__Data about app and page elements__.
==*==
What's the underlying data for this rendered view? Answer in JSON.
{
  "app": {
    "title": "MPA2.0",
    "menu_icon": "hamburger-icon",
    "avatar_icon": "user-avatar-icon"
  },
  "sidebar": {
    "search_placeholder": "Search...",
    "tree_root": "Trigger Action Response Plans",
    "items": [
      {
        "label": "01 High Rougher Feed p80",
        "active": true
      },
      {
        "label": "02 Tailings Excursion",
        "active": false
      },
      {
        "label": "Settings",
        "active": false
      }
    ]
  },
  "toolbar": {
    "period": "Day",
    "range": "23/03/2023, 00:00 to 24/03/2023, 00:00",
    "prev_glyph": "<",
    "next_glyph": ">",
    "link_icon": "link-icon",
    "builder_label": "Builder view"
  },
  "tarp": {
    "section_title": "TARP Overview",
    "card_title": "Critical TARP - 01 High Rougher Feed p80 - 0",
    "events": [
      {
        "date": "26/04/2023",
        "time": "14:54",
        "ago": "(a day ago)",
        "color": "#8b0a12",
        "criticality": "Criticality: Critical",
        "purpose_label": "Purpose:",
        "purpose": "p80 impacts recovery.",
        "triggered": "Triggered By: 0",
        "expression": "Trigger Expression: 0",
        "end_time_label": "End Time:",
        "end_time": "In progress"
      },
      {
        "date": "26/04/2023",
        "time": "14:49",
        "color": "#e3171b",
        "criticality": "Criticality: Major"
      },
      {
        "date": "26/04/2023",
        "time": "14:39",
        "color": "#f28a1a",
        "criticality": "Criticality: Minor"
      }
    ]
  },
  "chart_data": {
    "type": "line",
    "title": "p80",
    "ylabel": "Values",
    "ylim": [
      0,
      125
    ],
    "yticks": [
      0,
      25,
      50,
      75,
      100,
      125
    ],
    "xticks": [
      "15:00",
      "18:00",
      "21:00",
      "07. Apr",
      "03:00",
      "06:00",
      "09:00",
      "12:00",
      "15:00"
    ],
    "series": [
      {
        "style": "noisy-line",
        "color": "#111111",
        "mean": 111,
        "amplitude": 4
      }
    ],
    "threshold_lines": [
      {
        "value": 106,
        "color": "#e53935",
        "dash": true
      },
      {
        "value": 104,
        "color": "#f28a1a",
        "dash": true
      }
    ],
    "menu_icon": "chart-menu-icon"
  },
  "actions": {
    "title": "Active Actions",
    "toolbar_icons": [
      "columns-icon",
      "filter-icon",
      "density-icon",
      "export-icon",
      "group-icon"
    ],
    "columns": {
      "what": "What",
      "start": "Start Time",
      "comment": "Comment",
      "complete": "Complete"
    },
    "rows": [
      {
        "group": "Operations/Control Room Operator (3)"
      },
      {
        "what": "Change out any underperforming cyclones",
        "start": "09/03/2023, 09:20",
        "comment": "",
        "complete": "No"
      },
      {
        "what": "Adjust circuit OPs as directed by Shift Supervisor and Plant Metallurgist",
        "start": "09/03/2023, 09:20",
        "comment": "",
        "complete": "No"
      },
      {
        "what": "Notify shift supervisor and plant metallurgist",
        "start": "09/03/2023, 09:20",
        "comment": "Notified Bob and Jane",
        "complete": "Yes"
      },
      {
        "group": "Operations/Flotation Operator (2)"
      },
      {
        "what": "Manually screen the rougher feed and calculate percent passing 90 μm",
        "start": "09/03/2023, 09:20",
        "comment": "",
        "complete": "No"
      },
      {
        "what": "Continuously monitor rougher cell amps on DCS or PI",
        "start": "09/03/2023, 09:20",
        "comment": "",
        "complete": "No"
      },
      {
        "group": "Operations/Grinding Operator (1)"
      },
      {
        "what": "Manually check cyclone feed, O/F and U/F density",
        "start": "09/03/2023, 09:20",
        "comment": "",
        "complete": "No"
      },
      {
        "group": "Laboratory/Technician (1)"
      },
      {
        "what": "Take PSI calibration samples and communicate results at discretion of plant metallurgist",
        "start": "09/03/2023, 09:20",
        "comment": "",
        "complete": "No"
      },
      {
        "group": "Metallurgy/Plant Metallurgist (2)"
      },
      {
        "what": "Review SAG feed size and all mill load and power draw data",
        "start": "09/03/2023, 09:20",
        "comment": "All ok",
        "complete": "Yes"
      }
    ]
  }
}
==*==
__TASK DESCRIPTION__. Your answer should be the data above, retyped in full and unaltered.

__ANSWER BOX__.
What's the underlying data for this rendered view? Answer in JSON.
{
  "app": {
    "title": "MPA2.0",
    "menu_icon": "hamburger-icon",
    "avatar_icon": "user-avatar-icon"
  },
  "sidebar": {
    "search_placeholder": "Search...",
    "tree_root": "Trigger Action Response Plans",
    "items": [
      {
        "label": "01 High Rougher Feed p80",
        "active": true
      },
      {
        "label": "02 Tailings Excursion",
        "active": false
      },
      {
        "label": "Settings",
        "active": false
      }
    ]
  },
  "toolbar": {
    "period": "Day",
    "range": "23/03/2023, 00:00 to 24/03/2023, 00:00",
    "prev_glyph": "<",
    "next_glyph": ">",
    "link_icon": "link-icon",
    "builder_label": "Builder view"
  },
  "tarp": {
    "section_title": "TARP Overview",
    "card_title": "Critical TARP - 01 High Rougher Feed p80 - 0",
    "events": [
      {
        "date": "26/04/2023",
        "time": "14:54",
        "ago": "(a day ago)",
        "color": "#8b0a12",
        "criticality": "Criticality: Critical",
        "purpose_label": "Purpose:",
        "purpose": "p80 impacts recovery.",
        "triggered": "Triggered By: 0",
        "expression": "Trigger Expression: 0",
        "end_time_label": "End Time:",
        "end_time": "In progress"
      },
      {
        "date": "26/04/2023",
        "time": "14:49",
        "color": "#e3171b",
        "criticality": "Criticality: Major"
      },
      {
        "date": "26/04/2023",
        "time": "14:39",
        "color": "#f28a1a",
        "criticality": "Criticality: Minor"
      }
    ]
  },
  "chart_data": {
    "type": "line",
    "title": "p80",
    "ylabel": "Values",
    "ylim": [
      0,
      125
    ],
    "yticks": [
      0,
      25,
      50,
      75,
      100,
      125
    ],
    "xticks": [
      "15:00",
      "18:00",
      "21:00",
      "07. Apr",
      "03:00",
      "06:00",
      "09:00",
      "12:00",
      "15:00"
    ],
    "series": [
      {
        "style": "noisy-line",
        "color": "#111111",
        "mean": 111,
        "amplitude": 4
      }
    ],
    "threshold_lines": [
      {
        "value": 106,
        "color": "#e53935",
        "dash": true
      },
      {
        "value": 104,
        "color": "#f28a1a",
        "dash": true
      }
    ],
    "menu_icon": "chart-menu-icon"
  },
  "actions": {
    "title": "Active Actions",
    "toolbar_icons": [
      "columns-icon",
      "filter-icon",
      "density-icon",
      "export-icon",
      "group-icon"
    ],
    "columns": {
      "what": "What",
      "start": "Start Time",
      "comment": "Comment",
      "complete": "Complete"
    },
    "rows": [
      {
        "group": "Operations/Control Room Operator (3)"
      },
      {
        "what": "Change out any underperforming cyclones",
        "start": "09/03/2023, 09:20",
        "comment": "",
        "complete": "No"
      },
      {
        "what": "Adjust circuit OPs as directed by Shift Supervisor and Plant Metallurgist",
        "start": "09/03/2023, 09:20",
        "comment": "",
        "complete": "No"
      },
      {
        "what": "Notify shift supervisor and plant metallurgist",
        "start": "09/03/2023, 09:20",
        "comment": "Notified Bob and Jane",
        "complete": "Yes"
      },
      {
        "group": "Operations/Flotation Operator (2)"
      },
      {
        "what": "Manually screen the rougher feed and calculate percent passing 90 μm",
        "start": "09/03/2023, 09:20",
        "comment": "",
        "complete": "No"
      },
      {
        "what": "Continuously monitor rougher cell amps on DCS or PI",
        "start": "09/03/2023, 09:20",
        "comment": "",
        "complete": "No"
      },
      {
        "group": "Operations/Grinding Operator (1)"
      },
      {
        "what": "Manually check cyclone feed, O/F and U/F density",
        "start": "09/03/2023, 09:20",
        "comment": "",
        "complete": "No"
      },
      {
        "group": "Laboratory/Technician (1)"
      },
      {
        "what": "Take PSI calibration samples and communicate results at discretion of plant metallurgist",
        "start": "09/03/2023, 09:20",
        "comment": "",
        "complete": "No"
      },
      {
        "group": "Metallurgy/Plant Metallurgist (2)"
      },
      {
        "what": "Review SAG feed size and all mill load and power draw data",
        "start": "09/03/2023, 09:20",
        "comment": "All ok",
        "complete": "Yes"
      }
    ]
  }
}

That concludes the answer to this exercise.